India is a big place so to talk about traditional Indian food is a bit like saying tradtional European food, each Region has its own style of cooking and some special ingredients and dishes.
From a simple climatic point of view, India ranges from alpine tundra and glaciers in the north, through desert to tropical rainforest and monsoon climates. So it is hardly surprising that there are different ingredients and culinary practices.
Indian agriculture is almost entirely dependent on rainfall so although the monsoons can be quite devastating, they are very important.
When I was in India a few years ago I was caught in what the locals called a 'shower' - it was the end of the monsoon season. It was essentially like standing under a waterfall. It turned a car park into a foot deep lake in 10 minutes, here are some of the 'amused' locals just after the rain stopped.
The monsoons affect most of the Indian sub-continent in some way but the effects are vastly different across the country. Some parts such as Bangalore get heavy rain for 8 or 9 months of the year, others such as Lucknow for just 3 or 4 months.
There are also significant differences in temperature ranges. From the South West which is constantly hot to Kashmir which has bitterly cold winters but moderate summers.
All this geography will affect what can be grown in any particular area. So in the South, the idea of traditional Indian food often involves coconut and fruits, and the food is certainly spicier the further south one goes. In the North there is much more emphaisis on wheat and dairy products.
Overlaid onto the weather is the cultural aspects, each region has its own history, culture and religious mix.

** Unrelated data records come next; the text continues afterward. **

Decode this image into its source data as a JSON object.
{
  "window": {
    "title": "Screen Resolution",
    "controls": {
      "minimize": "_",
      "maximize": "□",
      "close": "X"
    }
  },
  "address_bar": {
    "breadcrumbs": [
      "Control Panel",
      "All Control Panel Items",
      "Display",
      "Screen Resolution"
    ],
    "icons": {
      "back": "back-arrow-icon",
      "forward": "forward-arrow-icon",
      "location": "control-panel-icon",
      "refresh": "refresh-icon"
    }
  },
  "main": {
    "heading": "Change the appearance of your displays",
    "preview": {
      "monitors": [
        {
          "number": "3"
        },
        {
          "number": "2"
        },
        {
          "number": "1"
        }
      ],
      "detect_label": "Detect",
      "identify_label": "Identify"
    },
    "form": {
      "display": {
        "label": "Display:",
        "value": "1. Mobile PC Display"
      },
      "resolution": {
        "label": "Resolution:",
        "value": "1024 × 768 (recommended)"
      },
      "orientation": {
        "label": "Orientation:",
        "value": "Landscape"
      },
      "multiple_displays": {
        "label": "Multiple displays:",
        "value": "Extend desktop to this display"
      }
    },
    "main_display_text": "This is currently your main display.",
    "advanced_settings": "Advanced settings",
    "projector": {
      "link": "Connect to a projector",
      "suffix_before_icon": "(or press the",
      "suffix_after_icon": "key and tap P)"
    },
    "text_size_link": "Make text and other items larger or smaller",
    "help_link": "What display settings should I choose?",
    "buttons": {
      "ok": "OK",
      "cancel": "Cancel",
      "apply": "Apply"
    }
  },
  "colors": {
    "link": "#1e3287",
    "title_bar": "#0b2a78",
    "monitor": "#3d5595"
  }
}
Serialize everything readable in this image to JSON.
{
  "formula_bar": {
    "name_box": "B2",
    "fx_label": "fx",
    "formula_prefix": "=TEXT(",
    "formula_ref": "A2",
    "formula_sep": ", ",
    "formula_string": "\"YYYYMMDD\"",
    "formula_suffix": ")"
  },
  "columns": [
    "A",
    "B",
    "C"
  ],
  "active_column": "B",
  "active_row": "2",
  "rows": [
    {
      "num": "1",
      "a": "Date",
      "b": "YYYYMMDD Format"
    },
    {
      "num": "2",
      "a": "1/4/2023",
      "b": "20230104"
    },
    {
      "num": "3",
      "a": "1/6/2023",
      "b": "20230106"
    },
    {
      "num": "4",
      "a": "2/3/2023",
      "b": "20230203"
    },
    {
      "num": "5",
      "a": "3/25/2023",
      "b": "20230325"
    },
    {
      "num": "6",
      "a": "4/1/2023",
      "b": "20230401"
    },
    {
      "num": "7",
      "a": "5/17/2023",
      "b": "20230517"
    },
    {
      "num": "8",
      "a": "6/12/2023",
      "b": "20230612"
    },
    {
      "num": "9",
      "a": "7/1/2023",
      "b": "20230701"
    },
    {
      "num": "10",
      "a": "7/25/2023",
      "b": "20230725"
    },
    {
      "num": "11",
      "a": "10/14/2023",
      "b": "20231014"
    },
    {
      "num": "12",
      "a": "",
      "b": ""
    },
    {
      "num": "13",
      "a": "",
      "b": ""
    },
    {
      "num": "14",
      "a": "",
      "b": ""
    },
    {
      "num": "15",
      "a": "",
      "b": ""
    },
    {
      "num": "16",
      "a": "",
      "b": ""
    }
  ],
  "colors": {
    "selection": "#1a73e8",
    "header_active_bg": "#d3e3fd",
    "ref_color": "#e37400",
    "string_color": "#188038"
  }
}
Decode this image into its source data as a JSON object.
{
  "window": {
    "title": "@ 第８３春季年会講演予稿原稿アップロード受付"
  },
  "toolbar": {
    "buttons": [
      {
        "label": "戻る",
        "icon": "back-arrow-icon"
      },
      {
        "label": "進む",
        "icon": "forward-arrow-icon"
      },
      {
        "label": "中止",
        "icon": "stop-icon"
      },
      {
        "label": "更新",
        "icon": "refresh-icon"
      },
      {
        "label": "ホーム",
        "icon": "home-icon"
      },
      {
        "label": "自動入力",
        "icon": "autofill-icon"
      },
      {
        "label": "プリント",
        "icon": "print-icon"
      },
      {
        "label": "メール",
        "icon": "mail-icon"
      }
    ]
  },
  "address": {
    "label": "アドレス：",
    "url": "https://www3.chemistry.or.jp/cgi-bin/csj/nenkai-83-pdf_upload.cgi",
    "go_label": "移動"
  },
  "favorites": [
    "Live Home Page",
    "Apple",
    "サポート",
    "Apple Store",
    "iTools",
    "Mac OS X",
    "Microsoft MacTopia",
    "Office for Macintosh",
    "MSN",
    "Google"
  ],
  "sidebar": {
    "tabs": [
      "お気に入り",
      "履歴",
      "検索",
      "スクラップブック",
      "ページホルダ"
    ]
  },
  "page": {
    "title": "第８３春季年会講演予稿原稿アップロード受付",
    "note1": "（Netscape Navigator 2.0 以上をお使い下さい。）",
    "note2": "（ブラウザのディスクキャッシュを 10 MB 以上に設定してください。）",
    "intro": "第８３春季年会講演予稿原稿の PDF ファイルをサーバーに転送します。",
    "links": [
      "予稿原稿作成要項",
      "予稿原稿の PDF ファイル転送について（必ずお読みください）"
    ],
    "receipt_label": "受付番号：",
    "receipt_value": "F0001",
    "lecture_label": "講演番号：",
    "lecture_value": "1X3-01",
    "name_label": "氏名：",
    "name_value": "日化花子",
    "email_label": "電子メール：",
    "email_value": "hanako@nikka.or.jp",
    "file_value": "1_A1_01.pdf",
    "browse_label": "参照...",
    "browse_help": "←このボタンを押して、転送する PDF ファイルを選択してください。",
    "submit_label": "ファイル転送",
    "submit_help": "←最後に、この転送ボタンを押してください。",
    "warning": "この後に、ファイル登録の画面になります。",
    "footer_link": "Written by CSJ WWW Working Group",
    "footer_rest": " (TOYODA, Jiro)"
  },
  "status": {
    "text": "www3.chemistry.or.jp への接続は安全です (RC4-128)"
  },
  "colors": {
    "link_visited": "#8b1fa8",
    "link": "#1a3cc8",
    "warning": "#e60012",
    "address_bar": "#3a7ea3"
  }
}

Hindu is a religion which advocates vegetarianism, though the degree does differ. Some are strict, most are lacto-vegetarian (the will eat dairy products) some eat eggs and fish. There are Hindus that will eat meat; they will not eat beef as the cow is revered but will eat pork, lamb and chicken.
Muslims form about 13 or 14% of the Indian population and, of course, a large percentage of the Pakistani and Bangladeshi population and they do eat meat (but not pork).
Sikhs, who form about 2% of the Indian population, are a little more divided on the subject. There are both vegetarians and non vegetarians.
So the variations in cuisine across India can be quite large and surprising; the 'traditional Indian food' you will see in any given region will depend not only on its geography and what is available (coconuts don't grow in the mountains) but also on its cultural make up which in turn is dependant on its history.
If you want to read more on general Indian culture there is a good site Real Facts About India which has some interesting information on travel, people, culture, religion as well as few other foodie bits.
Or Search the Site to find something